St John's Wood Barracks
|St John's Wood Barracks|
|St John's Wood, London|
The former Barracks in St John's Wood
St John's Wood Barracks is a former military base in St John's Wood in London. Until 2012 it served as headquarters for Royal Horse Artillery troops responsible for (among other things) firing royal salutes in central London.
In 1804 a detachment of the Corps of Gunner Drivers (support unit for an artillery brigade stationed in St James's Park) was billeted in farm buildings on the St John's Wood site. By 1810 the Board of Ordnance had decided to base the brigade in its entirety on the site, and negotiated a lease from the Eyre family who owned the land. A long two-storey barrack block designated the New Artillery Barracks was completed in 1812. In 1823 the Cavalry Riding Establishment moved in and a new riding school was built for them by the Royal Engineers in 1825; they moved out to Maidstone in 1835.
During the mid 19th century the barracks were occupied by the Foot Guards. In 1880 the Royal Horse Artillery moved in and continuously occupied the barracks until February 2012 when (the lease on the property having expired) the King's Troop, Royal Horse Artillery relocated to the Royal Artillery Barracks, Woolwich.
In November 2011 Ananda Krishnan, one of the richest businessmen in Asia, acquired the Barracks from the Eyre estate for £250m with a view to creating a prime residential development. The Grade II listed Riding School of 1825 will be preserved and will accommodate a gym for residents' and community use.
- "St John's Wood Barracks" (PDF). City of Westminster historical summary.

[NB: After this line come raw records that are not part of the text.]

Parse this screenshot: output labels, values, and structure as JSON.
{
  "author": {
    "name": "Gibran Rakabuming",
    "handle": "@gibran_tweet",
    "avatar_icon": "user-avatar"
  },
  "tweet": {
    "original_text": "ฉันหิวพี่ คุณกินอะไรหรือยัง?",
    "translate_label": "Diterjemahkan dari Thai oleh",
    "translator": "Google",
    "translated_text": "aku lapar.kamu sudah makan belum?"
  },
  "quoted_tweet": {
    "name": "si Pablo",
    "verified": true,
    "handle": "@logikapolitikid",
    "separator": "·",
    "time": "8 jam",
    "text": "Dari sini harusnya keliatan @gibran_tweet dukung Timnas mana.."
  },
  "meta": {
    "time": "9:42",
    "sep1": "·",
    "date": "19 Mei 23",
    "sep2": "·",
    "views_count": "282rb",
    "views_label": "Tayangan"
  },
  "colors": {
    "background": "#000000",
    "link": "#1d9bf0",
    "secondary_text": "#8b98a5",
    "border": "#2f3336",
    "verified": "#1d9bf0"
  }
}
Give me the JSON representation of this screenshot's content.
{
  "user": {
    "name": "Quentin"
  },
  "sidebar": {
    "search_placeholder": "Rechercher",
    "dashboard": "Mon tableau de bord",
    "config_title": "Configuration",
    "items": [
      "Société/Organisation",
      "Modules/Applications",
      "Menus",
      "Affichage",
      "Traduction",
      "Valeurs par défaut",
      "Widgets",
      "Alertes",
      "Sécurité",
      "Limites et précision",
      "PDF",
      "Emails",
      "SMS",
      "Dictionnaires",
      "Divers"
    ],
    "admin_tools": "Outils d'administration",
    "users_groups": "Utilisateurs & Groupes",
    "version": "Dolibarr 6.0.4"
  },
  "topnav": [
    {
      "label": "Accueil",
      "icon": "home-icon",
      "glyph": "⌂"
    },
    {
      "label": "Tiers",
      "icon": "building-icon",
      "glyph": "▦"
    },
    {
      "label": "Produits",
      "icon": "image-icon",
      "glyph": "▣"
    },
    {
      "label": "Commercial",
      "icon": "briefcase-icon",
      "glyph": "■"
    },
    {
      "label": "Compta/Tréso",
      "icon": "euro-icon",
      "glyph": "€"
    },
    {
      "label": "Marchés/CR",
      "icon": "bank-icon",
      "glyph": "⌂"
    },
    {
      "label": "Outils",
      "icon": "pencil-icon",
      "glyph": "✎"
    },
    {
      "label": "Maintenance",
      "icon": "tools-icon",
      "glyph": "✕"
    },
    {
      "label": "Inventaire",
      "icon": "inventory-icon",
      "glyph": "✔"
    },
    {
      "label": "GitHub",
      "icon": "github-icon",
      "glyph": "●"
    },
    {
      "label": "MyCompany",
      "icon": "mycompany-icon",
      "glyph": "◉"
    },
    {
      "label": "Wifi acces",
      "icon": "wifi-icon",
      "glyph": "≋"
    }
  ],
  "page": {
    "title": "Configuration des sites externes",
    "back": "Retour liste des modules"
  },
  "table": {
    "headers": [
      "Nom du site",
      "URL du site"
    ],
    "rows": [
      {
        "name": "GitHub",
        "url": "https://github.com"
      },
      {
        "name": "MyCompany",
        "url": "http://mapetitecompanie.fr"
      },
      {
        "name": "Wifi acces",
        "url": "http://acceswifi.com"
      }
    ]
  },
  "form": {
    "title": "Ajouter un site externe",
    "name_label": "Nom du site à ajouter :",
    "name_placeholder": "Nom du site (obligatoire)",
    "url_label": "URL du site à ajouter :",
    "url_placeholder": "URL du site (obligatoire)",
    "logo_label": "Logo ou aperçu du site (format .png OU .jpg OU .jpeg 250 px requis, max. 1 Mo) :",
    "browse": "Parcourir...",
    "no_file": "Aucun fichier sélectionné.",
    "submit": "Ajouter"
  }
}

Retrieved 31 August 2013.
- "King’s Troop: The early beginnings of the St John’s Wood Barracks". 11 February 2012. Retrieved 21 August 2012.
- "King's Troop moves to its 'spiritual home' in Woolwich". BBC News. 7 February 2012. Retrieved 21 August 2012.
- "Asian tycoon Ananda Krishnan buys St John's Wood Barracks for £250m". The Telegraph. 4 November 2011. Retrieved 21 August 2012.
- "Malaysian Tycoon buys St John’s Wood Barracks for £250m". Saffron. Retrieved 31 August 2013.